### [PROBLEM STATEMENT]
Repeat the listing that follows, character for character, minus the pictures.

### [RECORD EXCERPTS]
---

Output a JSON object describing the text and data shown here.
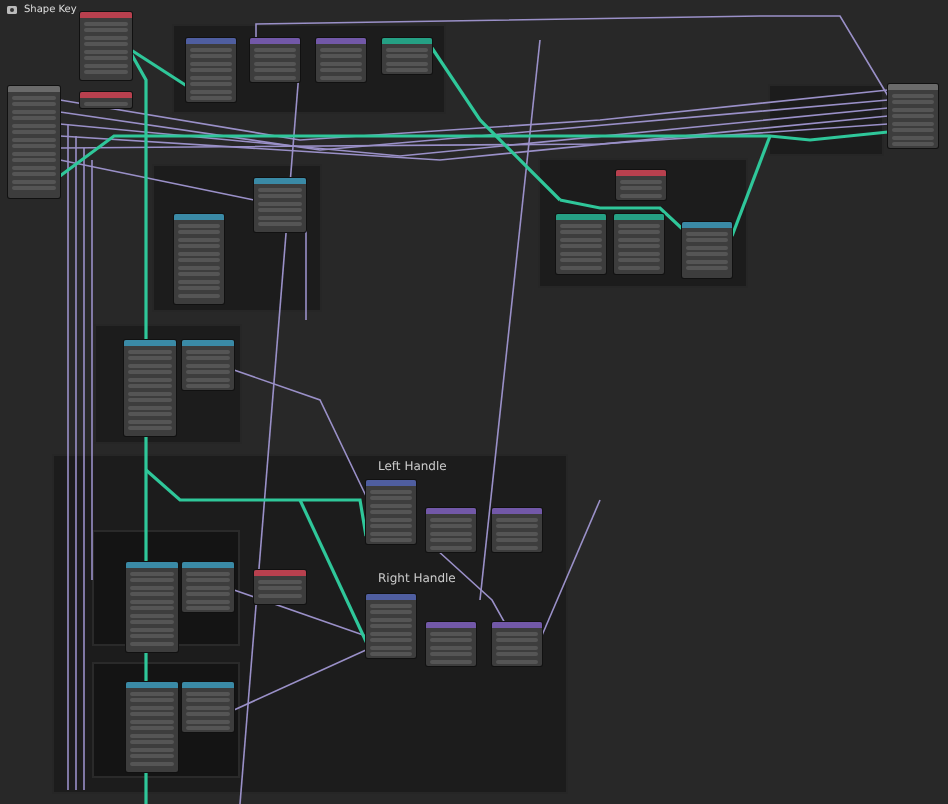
{
  "editor": {
    "breadcrumb": "Shape Key"
  },
  "frame_labels": [
    {
      "label": "Left Handle"
    },
    {
      "label": "Right Handle"
    }
  ],
  "nodes": [
    {
      "color": "#6a6a6a"
    },
    {
      "color": "#b8404e"
    },
    {
      "color": "#b8404e"
    },
    {
      "color": "#4f5ea0"
    },
    {
      "color": "#7258a8"
    },
    {
      "color": "#7258a8"
    },
    {
      "color": "#25a084"
    },
    {
      "color": "#3a8aa6"
    },
    {
      "color": "#3a8aa6"
    },
    {
      "color": "#b8404e"
    },
    {
      "color": "#25a084"
    },
    {
      "color": "#25a084"
    },
    {
      "color": "#3a8aa6"
    },
    {
      "color": "#3a8aa6"
    },
    {
      "color": "#3a8aa6"
    },
    {
      "color": "#4f5ea0"
    },
    {
      "color": "#7258a8"
    },
    {
      "color": "#7258a8"
    },
    {
      "color": "#4f5ea0"
    },
    {
      "color": "#7258a8"
    },
    {
      "color": "#7258a8"
    },
    {
      "color": "#b8404e"
    },
    {
      "color": "#3a8aa6"
    },
    {
      "color": "#3a8aa6"
    },
    {
      "color": "#3a8aa6"
    },
    {
      "color": "#3a8aa6"
    },
    {
      "color": "#6a6a6a"
    }
  ]
}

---

### [RESPONSE FOR THIS EXERCISE]
Output a JSON object describing the text and data shown here.
{
  "editor": {
    "breadcrumb": "Shape Key"
  },
  "frame_labels": [
    {
      "label": "Left Handle"
    },
    {
      "label": "Right Handle"
    }
  ],
  "nodes": [
    {
      "color": "#6a6a6a"
    },
    {
      "color": "#b8404e"
    },
    {
      "color": "#b8404e"
    },
    {
      "color": "#4f5ea0"
    },
    {
      "color": "#7258a8"
    },
    {
      "color": "#7258a8"
    },
    {
      "color": "#25a084"
    },
    {
      "color": "#3a8aa6"
    },
    {
      "color": "#3a8aa6"
    },
    {
      "color": "#b8404e"
    },
    {
      "color": "#25a084"
    },
    {
      "color": "#25a084"
    },
    {
      "color": "#3a8aa6"
    },
    {
      "color": "#3a8aa6"
    },
    {
      "color": "#3a8aa6"
    },
    {
      "color": "#4f5ea0"
    },
    {
      "color": "#7258a8"
    },
    {
      "color": "#7258a8"
    },
    {
      "color": "#4f5ea0"
    },
    {
      "color": "#7258a8"
    },
    {
      "color": "#7258a8"
    },
    {
      "color": "#b8404e"
    },
    {
      "color": "#3a8aa6"
    },
    {
      "color": "#3a8aa6"
    },
    {
      "color": "#3a8aa6"
    },
    {
      "color": "#3a8aa6"
    },
    {
      "color": "#6a6a6a"
    }
  ]
}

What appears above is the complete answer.